> EXTRACTED ENTRIES:

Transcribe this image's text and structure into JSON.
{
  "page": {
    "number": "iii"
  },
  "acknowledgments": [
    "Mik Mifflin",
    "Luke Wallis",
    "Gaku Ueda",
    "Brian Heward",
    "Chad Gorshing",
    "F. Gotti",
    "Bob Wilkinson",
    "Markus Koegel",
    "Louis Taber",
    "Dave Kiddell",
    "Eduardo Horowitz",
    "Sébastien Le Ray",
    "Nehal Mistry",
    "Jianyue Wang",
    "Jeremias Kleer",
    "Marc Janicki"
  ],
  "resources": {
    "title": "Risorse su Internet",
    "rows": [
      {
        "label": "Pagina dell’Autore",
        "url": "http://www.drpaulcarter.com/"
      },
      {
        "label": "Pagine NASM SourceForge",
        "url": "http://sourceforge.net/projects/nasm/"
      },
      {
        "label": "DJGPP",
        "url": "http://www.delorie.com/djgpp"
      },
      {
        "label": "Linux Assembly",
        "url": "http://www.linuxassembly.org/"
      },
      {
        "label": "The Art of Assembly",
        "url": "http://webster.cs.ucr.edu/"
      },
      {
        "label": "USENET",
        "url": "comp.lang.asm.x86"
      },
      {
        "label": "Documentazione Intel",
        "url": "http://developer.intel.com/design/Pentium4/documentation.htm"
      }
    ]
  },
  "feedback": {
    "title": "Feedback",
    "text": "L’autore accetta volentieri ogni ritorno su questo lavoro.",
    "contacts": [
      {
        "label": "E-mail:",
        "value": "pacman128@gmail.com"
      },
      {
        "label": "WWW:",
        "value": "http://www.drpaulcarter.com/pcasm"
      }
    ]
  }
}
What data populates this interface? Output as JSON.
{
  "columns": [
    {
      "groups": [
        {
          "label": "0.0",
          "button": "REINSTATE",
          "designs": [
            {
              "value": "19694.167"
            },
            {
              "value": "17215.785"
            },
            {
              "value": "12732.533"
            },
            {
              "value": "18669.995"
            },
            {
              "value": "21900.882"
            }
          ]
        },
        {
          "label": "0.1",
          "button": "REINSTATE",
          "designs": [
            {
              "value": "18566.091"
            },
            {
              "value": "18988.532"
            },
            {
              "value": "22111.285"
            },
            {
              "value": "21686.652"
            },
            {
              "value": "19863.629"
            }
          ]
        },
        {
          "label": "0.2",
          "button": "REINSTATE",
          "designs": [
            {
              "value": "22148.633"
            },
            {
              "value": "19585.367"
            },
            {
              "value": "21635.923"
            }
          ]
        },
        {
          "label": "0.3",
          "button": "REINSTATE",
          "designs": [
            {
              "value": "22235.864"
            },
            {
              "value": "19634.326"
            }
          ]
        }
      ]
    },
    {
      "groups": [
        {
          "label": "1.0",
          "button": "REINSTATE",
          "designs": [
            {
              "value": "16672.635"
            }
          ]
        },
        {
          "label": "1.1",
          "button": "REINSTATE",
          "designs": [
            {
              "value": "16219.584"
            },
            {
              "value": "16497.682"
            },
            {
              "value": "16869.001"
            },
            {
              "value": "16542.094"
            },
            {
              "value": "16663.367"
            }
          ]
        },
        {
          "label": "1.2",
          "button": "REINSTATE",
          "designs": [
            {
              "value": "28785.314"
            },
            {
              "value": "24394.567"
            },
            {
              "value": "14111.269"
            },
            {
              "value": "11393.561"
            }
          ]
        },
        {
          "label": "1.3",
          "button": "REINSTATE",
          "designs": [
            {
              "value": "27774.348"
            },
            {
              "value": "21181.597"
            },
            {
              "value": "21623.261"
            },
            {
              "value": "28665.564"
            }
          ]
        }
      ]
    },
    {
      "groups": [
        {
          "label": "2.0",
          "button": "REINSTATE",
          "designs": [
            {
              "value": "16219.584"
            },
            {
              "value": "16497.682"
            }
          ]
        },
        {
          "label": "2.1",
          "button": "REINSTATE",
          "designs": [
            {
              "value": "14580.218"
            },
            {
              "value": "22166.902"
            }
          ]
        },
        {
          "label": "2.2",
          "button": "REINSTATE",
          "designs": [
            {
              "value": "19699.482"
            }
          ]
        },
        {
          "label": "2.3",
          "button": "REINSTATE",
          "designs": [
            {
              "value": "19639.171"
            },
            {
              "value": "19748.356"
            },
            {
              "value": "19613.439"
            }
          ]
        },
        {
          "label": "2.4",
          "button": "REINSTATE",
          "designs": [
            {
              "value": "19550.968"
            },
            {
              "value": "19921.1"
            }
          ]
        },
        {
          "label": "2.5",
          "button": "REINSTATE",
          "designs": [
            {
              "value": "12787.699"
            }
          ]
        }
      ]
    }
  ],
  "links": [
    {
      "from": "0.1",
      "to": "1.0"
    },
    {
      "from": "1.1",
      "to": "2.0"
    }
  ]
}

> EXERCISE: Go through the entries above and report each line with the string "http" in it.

> PROBLEM SOLUTION:
        "url": "http://www.drpaulcarter.com/"
        "url": "http://sourceforge.net/projects/nasm/"
        "url": "http://www.delorie.com/djgpp"
        "url": "http://www.linuxassembly.org/"
        "url": "http://webster.cs.ucr.edu/"
        "url": "http://developer.intel.com/design/Pentium4/documentation.htm"
        "value": "http://www.drpaulcarter.com/pcasm"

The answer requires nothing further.